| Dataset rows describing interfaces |
»»
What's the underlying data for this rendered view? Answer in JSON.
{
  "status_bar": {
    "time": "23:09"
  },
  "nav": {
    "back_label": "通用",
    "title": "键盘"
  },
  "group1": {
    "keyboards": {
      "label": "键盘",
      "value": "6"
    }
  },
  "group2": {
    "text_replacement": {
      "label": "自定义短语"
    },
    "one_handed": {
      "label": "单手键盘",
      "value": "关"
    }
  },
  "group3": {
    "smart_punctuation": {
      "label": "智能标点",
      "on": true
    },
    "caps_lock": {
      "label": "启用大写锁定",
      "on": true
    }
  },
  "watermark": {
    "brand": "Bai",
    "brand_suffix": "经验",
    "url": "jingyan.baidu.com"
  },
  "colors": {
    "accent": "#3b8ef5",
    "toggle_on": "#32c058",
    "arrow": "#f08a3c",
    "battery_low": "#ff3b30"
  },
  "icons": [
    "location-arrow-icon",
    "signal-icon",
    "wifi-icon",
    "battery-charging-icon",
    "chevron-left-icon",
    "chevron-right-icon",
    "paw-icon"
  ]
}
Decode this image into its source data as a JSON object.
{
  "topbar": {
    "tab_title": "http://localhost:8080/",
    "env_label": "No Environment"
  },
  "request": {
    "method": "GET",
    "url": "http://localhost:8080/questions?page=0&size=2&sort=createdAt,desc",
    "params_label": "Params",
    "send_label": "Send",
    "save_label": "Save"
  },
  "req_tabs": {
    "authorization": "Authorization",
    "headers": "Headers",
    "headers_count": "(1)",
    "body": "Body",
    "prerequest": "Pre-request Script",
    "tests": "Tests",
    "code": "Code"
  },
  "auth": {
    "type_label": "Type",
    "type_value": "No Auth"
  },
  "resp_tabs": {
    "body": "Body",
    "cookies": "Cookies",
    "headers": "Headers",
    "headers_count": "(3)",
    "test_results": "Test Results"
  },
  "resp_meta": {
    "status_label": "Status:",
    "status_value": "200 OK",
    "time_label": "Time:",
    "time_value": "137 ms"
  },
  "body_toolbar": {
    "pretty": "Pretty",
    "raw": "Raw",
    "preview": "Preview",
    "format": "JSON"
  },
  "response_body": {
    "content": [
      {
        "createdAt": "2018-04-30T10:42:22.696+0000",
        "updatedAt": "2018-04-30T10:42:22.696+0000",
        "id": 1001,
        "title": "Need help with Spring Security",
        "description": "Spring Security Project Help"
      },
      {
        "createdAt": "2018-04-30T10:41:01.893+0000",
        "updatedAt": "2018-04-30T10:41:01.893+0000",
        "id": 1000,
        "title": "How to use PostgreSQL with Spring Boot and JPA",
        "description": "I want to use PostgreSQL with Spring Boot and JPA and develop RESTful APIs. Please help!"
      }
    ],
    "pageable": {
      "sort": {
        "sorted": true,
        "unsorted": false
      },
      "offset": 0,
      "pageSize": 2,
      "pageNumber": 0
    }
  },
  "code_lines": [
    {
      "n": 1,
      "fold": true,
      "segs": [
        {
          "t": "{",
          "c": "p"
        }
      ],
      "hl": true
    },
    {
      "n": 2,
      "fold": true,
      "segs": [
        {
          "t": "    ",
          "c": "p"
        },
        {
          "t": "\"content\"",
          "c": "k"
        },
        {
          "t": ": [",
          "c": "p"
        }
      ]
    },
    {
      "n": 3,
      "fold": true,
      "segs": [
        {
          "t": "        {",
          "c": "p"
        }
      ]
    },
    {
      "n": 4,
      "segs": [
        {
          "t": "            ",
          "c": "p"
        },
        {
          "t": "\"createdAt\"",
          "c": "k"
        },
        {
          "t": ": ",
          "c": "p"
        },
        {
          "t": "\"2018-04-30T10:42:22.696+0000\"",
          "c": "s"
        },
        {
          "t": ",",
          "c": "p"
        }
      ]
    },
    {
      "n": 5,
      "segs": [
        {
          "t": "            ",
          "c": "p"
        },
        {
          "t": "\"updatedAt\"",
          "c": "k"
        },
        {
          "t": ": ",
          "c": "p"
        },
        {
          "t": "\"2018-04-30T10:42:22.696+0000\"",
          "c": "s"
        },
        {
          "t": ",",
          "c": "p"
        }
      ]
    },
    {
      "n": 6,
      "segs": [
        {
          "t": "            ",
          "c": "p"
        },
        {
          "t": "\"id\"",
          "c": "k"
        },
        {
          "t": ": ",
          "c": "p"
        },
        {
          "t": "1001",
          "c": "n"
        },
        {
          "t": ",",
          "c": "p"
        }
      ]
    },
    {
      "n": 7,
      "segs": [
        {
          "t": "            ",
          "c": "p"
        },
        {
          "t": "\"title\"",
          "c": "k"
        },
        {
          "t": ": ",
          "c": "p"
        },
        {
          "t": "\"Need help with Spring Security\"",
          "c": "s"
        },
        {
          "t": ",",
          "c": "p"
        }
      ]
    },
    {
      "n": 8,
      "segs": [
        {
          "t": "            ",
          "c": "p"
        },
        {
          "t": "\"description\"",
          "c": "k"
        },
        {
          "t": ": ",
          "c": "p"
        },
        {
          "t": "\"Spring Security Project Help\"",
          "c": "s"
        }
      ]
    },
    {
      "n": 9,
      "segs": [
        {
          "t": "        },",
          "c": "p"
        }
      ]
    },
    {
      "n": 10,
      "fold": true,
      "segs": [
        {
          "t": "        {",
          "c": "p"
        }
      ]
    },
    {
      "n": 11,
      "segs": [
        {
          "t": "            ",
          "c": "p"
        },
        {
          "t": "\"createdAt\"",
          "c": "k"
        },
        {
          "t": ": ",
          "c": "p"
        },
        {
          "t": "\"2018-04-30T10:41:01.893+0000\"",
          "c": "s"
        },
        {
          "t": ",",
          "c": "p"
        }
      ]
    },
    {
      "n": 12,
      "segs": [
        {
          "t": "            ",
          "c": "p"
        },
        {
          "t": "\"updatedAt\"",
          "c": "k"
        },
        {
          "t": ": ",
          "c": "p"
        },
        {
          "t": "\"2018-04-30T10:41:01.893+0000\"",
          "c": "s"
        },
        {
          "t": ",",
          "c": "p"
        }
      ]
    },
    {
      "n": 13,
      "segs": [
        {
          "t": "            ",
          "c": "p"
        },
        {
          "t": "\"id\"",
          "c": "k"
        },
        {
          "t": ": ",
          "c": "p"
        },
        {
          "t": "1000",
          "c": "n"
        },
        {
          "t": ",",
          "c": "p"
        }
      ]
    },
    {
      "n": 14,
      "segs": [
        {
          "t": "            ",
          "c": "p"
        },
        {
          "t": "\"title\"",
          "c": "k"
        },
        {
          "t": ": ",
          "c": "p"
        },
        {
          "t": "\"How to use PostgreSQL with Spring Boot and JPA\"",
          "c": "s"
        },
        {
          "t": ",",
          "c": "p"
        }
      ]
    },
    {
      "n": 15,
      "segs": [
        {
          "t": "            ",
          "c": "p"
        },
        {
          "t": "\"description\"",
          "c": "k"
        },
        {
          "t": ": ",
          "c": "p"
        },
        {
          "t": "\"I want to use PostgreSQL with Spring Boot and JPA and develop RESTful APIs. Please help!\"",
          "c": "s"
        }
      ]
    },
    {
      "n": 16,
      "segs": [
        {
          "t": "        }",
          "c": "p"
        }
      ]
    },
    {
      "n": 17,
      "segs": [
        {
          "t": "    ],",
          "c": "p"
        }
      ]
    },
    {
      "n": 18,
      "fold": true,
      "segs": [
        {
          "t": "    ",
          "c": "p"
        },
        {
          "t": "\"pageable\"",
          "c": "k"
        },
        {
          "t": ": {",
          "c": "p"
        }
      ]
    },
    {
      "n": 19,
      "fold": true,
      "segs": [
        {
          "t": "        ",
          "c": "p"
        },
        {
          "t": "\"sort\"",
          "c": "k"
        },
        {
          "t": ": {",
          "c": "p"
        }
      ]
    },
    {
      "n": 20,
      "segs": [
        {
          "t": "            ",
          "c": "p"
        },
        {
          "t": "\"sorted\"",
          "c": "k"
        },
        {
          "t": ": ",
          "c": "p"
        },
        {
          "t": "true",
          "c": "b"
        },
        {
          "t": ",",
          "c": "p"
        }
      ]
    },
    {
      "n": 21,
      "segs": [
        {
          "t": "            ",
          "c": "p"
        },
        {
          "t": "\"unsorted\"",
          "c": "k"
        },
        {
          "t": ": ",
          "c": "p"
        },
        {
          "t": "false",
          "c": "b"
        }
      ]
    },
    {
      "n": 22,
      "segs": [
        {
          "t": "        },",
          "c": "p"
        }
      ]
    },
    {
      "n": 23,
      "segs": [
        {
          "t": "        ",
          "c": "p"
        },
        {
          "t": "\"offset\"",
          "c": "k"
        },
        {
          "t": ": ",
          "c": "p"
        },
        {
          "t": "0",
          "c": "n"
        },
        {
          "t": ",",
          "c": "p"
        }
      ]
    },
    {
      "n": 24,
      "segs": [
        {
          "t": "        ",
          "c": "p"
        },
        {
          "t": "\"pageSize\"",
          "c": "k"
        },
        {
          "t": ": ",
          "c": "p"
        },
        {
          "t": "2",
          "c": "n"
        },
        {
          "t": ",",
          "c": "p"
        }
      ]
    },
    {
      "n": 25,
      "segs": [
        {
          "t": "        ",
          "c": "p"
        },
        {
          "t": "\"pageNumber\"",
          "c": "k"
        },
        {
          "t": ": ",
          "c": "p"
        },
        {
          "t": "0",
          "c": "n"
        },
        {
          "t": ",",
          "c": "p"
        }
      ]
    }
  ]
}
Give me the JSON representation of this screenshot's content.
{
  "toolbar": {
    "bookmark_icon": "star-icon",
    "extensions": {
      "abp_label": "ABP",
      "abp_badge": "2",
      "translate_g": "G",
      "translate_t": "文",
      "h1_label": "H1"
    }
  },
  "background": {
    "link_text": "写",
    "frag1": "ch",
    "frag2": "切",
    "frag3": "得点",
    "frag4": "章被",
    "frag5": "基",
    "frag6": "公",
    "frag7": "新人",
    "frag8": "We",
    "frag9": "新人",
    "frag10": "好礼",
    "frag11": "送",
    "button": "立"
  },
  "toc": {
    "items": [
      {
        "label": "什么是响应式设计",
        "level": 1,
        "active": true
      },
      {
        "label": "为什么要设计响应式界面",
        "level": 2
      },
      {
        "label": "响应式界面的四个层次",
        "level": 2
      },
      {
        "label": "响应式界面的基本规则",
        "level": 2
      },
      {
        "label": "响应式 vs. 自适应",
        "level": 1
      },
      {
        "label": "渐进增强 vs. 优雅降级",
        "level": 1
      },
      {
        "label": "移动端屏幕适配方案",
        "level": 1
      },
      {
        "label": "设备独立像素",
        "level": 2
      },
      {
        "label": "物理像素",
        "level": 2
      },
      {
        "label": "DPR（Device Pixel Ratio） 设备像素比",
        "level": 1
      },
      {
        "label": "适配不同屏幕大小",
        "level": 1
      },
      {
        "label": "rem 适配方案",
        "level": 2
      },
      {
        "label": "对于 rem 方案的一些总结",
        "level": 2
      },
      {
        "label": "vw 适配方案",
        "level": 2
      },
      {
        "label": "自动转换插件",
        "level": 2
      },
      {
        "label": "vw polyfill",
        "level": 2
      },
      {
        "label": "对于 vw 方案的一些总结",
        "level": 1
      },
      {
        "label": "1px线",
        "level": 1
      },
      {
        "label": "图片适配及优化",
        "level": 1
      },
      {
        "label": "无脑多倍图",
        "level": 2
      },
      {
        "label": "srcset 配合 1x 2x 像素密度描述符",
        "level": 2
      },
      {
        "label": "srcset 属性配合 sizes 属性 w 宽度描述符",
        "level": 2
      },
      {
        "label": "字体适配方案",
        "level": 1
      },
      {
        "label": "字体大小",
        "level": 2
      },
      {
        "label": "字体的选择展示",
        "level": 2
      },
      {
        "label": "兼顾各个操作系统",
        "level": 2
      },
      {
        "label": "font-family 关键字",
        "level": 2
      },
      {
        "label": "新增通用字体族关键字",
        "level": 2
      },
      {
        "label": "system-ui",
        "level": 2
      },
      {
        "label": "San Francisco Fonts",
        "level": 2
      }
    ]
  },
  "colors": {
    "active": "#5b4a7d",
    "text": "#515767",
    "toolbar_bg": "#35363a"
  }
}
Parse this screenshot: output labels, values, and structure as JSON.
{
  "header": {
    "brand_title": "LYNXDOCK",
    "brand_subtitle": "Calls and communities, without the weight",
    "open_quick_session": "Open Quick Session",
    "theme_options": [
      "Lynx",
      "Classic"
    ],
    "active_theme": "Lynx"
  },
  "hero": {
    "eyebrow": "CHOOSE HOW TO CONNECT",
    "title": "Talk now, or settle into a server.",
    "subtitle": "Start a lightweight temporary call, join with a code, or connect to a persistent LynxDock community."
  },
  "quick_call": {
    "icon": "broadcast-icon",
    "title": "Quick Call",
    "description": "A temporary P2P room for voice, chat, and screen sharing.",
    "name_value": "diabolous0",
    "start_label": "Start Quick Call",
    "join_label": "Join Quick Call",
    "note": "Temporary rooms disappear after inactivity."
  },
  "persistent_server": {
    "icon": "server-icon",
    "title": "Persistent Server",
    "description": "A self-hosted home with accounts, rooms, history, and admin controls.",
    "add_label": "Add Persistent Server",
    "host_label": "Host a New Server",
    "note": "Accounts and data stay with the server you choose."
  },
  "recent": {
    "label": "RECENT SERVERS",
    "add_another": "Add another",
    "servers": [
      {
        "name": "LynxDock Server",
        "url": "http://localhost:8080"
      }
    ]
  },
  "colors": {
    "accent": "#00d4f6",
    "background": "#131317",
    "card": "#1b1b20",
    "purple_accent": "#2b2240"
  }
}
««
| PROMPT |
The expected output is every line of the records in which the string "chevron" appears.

| COMPLETED TASK |
    "chevron-left-icon",
    "chevron-right-icon",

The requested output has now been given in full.